== Segment start ==

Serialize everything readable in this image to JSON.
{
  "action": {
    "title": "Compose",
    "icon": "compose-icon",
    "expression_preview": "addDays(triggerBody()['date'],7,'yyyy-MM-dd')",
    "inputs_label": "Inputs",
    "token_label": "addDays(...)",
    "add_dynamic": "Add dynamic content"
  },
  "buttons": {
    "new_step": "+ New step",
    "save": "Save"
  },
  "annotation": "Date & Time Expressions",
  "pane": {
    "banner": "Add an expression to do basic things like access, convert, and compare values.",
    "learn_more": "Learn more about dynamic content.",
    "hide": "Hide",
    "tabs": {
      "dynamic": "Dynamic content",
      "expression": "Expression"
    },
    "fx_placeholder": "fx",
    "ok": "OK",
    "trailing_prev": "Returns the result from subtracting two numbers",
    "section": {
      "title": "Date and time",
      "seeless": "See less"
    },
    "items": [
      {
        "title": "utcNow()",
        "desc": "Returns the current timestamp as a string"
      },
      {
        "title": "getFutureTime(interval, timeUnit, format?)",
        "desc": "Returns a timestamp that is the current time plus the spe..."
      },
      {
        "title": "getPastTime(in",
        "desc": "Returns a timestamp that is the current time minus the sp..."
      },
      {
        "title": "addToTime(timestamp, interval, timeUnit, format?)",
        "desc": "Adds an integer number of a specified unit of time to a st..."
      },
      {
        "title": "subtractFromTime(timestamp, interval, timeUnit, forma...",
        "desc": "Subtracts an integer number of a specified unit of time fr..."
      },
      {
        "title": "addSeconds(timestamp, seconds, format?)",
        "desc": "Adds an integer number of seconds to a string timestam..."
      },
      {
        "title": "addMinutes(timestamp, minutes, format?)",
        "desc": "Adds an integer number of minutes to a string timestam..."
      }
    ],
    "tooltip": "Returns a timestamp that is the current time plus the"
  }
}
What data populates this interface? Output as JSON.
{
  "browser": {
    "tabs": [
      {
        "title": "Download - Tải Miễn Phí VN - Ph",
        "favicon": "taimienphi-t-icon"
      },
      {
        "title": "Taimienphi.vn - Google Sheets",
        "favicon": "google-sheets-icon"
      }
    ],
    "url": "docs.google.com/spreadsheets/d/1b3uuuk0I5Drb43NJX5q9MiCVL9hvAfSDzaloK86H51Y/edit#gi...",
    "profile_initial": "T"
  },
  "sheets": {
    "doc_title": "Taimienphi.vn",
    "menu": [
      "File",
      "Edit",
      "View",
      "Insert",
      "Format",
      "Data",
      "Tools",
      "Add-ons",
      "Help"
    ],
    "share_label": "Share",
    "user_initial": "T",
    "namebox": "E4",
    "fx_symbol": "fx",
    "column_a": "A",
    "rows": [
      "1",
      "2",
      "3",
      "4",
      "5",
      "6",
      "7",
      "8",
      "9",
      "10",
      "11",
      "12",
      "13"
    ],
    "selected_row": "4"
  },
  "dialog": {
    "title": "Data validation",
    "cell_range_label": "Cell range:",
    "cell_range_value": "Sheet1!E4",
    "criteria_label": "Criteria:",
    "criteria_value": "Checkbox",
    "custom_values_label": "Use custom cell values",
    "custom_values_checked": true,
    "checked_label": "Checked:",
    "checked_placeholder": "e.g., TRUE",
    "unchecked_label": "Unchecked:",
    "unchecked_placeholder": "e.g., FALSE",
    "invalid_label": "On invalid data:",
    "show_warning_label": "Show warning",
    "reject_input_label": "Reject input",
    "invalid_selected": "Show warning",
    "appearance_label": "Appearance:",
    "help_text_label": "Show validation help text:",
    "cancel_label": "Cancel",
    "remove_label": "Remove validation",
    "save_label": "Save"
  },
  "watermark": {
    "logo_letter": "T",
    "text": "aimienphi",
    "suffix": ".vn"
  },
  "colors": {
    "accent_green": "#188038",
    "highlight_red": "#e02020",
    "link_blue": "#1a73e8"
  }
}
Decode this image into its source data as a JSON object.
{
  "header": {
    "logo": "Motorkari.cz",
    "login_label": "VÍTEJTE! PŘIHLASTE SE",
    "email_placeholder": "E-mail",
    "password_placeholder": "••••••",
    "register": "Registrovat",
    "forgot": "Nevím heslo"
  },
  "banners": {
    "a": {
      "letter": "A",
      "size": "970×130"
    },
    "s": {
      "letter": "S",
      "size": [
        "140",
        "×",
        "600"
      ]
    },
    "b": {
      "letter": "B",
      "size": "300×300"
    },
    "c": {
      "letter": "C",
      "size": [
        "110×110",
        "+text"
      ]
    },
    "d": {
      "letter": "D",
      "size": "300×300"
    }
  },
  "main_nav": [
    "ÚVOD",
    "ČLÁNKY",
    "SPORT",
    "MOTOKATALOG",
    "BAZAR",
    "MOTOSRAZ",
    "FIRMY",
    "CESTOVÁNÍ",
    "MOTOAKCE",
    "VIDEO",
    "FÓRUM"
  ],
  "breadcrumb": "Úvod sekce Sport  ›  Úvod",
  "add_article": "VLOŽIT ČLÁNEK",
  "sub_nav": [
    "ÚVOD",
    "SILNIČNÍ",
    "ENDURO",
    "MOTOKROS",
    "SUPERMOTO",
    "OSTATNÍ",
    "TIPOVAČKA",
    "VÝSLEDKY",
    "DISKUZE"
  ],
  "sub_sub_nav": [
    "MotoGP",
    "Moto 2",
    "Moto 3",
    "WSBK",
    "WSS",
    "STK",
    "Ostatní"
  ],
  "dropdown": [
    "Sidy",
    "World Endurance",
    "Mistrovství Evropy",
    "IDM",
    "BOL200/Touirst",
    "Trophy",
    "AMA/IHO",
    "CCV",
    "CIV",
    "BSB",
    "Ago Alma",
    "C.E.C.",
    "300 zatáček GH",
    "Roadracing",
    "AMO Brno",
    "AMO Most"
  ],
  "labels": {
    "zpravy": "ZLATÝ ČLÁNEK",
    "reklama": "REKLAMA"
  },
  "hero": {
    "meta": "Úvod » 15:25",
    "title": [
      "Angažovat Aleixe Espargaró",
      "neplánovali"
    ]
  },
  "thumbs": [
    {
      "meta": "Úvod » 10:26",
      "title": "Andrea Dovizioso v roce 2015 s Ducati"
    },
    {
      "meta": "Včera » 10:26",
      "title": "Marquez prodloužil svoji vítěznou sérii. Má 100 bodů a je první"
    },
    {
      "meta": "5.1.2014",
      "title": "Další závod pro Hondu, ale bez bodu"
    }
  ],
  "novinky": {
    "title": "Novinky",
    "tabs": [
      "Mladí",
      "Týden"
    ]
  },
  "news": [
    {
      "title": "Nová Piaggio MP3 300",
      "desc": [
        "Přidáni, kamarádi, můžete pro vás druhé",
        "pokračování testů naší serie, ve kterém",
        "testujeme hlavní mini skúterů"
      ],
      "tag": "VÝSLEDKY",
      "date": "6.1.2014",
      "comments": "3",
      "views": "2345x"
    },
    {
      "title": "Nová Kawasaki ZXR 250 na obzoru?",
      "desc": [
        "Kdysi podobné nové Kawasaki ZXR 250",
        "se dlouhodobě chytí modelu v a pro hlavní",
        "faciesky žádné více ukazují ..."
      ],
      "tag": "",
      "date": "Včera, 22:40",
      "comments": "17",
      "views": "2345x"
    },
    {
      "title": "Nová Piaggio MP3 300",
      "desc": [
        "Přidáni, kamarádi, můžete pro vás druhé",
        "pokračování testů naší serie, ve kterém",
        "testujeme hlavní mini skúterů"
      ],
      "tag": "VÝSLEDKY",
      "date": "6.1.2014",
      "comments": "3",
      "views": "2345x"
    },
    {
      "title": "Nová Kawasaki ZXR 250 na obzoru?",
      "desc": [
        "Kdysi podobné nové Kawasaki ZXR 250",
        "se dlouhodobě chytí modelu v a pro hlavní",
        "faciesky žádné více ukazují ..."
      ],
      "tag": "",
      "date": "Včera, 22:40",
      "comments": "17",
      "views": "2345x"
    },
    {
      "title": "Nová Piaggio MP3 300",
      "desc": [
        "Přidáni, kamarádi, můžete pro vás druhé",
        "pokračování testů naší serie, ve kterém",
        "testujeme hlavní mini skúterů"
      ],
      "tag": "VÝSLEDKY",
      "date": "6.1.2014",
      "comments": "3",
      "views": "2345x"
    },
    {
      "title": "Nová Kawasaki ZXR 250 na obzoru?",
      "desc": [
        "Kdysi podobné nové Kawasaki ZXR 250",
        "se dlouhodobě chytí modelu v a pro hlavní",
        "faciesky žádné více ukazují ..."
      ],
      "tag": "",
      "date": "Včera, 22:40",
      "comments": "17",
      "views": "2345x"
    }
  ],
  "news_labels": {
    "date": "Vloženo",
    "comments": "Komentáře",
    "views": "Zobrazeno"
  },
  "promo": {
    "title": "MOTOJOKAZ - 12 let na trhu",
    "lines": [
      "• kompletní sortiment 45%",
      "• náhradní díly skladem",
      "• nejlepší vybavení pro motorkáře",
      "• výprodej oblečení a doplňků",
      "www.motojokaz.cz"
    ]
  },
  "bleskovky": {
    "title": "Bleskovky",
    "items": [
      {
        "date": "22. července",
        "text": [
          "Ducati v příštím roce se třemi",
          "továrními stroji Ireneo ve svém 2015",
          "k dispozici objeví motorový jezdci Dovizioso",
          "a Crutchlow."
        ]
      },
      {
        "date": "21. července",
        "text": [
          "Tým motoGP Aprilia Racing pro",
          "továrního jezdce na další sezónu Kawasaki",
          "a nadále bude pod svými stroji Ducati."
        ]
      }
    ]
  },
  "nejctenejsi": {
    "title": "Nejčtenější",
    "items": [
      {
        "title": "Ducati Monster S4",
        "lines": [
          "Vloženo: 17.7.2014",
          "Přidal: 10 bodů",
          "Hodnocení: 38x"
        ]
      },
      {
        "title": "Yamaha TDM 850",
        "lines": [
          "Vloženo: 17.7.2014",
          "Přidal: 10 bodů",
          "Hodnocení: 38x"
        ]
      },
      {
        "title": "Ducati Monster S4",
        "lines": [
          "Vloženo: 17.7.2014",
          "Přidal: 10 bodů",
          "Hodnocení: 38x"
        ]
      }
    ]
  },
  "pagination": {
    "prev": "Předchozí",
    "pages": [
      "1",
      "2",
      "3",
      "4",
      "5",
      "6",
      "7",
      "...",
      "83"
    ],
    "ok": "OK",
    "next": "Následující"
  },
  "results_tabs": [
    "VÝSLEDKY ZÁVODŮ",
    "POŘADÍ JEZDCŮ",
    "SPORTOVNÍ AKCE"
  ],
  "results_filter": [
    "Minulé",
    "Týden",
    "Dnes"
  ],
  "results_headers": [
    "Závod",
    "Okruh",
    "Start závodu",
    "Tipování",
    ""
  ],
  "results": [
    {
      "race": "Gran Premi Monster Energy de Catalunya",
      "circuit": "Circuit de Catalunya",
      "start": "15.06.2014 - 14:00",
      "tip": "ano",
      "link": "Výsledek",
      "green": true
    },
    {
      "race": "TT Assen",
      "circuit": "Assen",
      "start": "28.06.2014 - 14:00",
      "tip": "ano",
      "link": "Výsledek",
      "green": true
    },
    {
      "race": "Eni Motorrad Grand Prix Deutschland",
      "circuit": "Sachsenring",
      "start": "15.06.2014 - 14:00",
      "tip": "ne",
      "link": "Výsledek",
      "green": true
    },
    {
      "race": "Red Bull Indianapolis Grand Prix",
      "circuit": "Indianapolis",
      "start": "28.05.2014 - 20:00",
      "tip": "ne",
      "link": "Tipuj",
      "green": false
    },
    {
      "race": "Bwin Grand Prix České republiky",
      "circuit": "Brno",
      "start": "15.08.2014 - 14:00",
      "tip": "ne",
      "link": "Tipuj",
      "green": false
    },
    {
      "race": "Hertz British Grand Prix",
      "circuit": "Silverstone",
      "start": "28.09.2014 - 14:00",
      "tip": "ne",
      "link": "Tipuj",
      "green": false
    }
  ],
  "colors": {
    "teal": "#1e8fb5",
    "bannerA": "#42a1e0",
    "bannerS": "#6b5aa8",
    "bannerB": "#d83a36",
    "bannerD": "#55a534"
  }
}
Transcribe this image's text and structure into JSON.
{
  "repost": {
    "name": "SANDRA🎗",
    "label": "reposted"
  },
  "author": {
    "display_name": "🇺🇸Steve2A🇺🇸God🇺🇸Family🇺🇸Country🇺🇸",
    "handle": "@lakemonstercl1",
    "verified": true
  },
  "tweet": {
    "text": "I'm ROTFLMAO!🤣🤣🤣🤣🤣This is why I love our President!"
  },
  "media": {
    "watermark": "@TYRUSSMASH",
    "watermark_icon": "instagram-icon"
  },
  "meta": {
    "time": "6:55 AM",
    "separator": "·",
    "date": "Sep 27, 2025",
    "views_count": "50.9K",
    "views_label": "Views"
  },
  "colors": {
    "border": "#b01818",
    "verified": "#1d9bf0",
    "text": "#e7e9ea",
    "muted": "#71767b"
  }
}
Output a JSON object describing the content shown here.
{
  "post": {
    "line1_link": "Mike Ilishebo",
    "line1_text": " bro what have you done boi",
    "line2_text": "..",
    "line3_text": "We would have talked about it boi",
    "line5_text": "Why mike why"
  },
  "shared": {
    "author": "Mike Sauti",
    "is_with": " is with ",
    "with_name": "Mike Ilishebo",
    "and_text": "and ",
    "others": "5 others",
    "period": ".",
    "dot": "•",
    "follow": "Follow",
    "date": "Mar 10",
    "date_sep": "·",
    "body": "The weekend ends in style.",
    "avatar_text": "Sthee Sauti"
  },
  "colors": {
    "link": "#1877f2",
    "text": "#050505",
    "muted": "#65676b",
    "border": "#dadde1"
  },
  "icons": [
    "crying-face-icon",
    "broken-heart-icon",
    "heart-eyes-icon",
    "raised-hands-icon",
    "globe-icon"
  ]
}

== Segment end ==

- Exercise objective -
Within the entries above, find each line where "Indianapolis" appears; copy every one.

- Solution to this task -
      "race": "Red Bull Indianapolis Grand Prix",
      "circuit": "Indianapolis",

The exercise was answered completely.